WHAT NEEDS TO BE DONE —
Could you retype every record below exactly as it appears?

Website and app data records —

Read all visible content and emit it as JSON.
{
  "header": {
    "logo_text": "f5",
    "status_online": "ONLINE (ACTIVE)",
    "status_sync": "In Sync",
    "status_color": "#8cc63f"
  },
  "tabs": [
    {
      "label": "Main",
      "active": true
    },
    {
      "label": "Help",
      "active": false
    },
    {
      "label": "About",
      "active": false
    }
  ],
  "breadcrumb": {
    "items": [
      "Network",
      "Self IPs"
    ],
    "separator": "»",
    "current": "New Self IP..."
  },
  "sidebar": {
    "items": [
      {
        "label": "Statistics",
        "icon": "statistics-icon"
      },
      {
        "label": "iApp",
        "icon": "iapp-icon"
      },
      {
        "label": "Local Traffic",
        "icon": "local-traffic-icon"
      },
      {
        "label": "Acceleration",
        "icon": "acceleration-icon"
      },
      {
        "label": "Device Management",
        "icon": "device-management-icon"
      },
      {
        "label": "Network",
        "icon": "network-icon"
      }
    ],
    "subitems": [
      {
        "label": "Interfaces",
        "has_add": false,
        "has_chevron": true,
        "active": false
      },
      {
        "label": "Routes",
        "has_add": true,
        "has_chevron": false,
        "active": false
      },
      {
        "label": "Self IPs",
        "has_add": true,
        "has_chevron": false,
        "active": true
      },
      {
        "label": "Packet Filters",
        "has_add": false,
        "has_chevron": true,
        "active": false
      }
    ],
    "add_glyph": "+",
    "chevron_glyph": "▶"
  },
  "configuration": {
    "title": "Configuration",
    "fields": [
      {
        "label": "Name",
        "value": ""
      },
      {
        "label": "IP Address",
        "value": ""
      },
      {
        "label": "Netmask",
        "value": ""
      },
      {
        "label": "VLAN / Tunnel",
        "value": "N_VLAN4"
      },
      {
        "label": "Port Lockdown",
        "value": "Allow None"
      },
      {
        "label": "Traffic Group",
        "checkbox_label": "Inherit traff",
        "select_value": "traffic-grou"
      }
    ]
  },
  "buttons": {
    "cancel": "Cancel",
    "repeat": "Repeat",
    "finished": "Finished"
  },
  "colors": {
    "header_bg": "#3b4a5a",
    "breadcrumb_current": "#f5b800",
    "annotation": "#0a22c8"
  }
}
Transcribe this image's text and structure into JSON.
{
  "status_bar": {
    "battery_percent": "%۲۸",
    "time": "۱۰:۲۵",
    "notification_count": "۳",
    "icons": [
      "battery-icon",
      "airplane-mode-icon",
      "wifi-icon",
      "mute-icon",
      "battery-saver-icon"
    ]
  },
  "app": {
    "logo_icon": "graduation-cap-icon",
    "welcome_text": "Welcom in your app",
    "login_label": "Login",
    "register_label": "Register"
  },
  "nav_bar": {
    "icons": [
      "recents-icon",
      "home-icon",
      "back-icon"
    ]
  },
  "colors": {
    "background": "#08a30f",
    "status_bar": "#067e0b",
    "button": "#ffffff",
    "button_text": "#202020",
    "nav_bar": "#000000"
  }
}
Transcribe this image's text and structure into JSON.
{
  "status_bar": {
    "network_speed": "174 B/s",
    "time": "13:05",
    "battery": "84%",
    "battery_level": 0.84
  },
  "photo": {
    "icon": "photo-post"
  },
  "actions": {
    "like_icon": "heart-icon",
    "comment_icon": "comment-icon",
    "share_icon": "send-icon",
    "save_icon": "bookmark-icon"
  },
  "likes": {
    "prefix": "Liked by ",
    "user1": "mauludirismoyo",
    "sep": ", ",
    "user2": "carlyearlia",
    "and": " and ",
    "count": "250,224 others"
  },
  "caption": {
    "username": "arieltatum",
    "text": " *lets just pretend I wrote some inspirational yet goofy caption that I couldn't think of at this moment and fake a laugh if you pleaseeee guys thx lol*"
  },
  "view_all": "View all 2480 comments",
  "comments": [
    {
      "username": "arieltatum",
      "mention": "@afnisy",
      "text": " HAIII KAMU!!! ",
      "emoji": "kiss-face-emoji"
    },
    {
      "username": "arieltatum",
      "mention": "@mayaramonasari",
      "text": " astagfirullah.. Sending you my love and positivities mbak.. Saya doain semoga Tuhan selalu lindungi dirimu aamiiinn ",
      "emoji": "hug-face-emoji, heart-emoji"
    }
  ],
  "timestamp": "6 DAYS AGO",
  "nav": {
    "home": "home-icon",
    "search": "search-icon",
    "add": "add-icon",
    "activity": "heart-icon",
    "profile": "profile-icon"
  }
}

EXERCISE ANSWER —
Read all visible content and emit it as JSON.
{
  "header": {
    "logo_text": "f5",
    "status_online": "ONLINE (ACTIVE)",
    "status_sync": "In Sync",
    "status_color": "#8cc63f"
  },
  "tabs": [
    {
      "label": "Main",
      "active": true
    },
    {
      "label": "Help",
      "active": false
    },
    {
      "label": "About",
      "active": false
    }
  ],
  "breadcrumb": {
    "items": [
      "Network",
      "Self IPs"
    ],
    "separator": "»",
    "current": "New Self IP..."
  },
  "sidebar": {
    "items": [
      {
        "label": "Statistics",
        "icon": "statistics-icon"
      },
      {
        "label": "iApp",
        "icon": "iapp-icon"
      },
      {
        "label": "Local Traffic",
        "icon": "local-traffic-icon"
      },
      {
        "label": "Acceleration",
        "icon": "acceleration-icon"
      },
      {
        "label": "Device Management",
        "icon": "device-management-icon"
      },
      {
        "label": "Network",
        "icon": "network-icon"
      }
    ],
    "subitems": [
      {
        "label": "Interfaces",
        "has_add": false,
        "has_chevron": true,
        "active": false
      },
      {
        "label": "Routes",
        "has_add": true,
        "has_chevron": false,
        "active": false
      },
      {
        "label": "Self IPs",
        "has_add": true,
        "has_chevron": false,
        "active": true
      },
      {
        "label": "Packet Filters",
        "has_add": false,
        "has_chevron": true,
        "active": false
      }
    ],
    "add_glyph": "+",
    "chevron_glyph": "▶"
  },
  "configuration": {
    "title": "Configuration",
    "fields": [
      {
        "label": "Name",
        "value": ""
      },
      {
        "label": "IP Address",
        "value": ""
      },
      {
        "label": "Netmask",
        "value": ""
      },
      {
        "label": "VLAN / Tunnel",
        "value": "N_VLAN4"
      },
      {
        "label": "Port Lockdown",
        "value": "Allow None"
      },
      {
        "label": "Traffic Group",
        "checkbox_label": "Inherit traff",
        "select_value": "traffic-grou"
      }
    ]
  },
  "buttons": {
    "cancel": "Cancel",
    "repeat": "Repeat",
    "finished": "Finished"
  },
  "colors": {
    "header_bg": "#3b4a5a",
    "breadcrumb_current": "#f5b800",
    "annotation": "#0a22c8"
  }
}
Transcribe this image's text and structure into JSON.
{
  "status_bar": {
    "battery_percent": "%۲۸",
    "time": "۱۰:۲۵",
    "notification_count": "۳",
    "icons": [
      "battery-icon",
      "airplane-mode-icon",
      "wifi-icon",
      "mute-icon",
      "battery-saver-icon"
    ]
  },
  "app": {
    "logo_icon": "graduation-cap-icon",
    "welcome_text": "Welcom in your app",
    "login_label": "Login",
    "register_label": "Register"
  },
  "nav_bar": {
    "icons": [
      "recents-icon",
      "home-icon",
      "back-icon"
    ]
  },
  "colors": {
    "background": "#08a30f",
    "status_bar": "#067e0b",
    "button": "#ffffff",
    "button_text": "#202020",
    "nav_bar": "#000000"
  }
}
Transcribe this image's text and structure into JSON.
{
  "status_bar": {
    "network_speed": "174 B/s",
    "time": "13:05",
    "battery": "84%",
    "battery_level": 0.84
  },
  "photo": {
    "icon": "photo-post"
  },
  "actions": {
    "like_icon": "heart-icon",
    "comment_icon": "comment-icon",
    "share_icon": "send-icon",
    "save_icon": "bookmark-icon"
  },
  "likes": {
    "prefix": "Liked by ",
    "user1": "mauludirismoyo",
    "sep": ", ",
    "user2": "carlyearlia",
    "and": " and ",
    "count": "250,224 others"
  },
  "caption": {
    "username": "arieltatum",
    "text": " *lets just pretend I wrote some inspirational yet goofy caption that I couldn't think of at this moment and fake a laugh if you pleaseeee guys thx lol*"
  },
  "view_all": "View all 2480 comments",
  "comments": [
    {
      "username": "arieltatum",
      "mention": "@afnisy",
      "text": " HAIII KAMU!!! ",
      "emoji": "kiss-face-emoji"
    },
    {
      "username": "arieltatum",
      "mention": "@mayaramonasari",
      "text": " astagfirullah.. Sending you my love and positivities mbak.. Saya doain semoga Tuhan selalu lindungi dirimu aamiiinn ",
      "emoji": "hug-face-emoji, heart-emoji"
    }
  ],
  "timestamp": "6 DAYS AGO",
  "nav": {
    "home": "home-icon",
    "search": "search-icon",
    "add": "add-icon",
    "activity": "heart-icon",
    "profile": "profile-icon"
  }
}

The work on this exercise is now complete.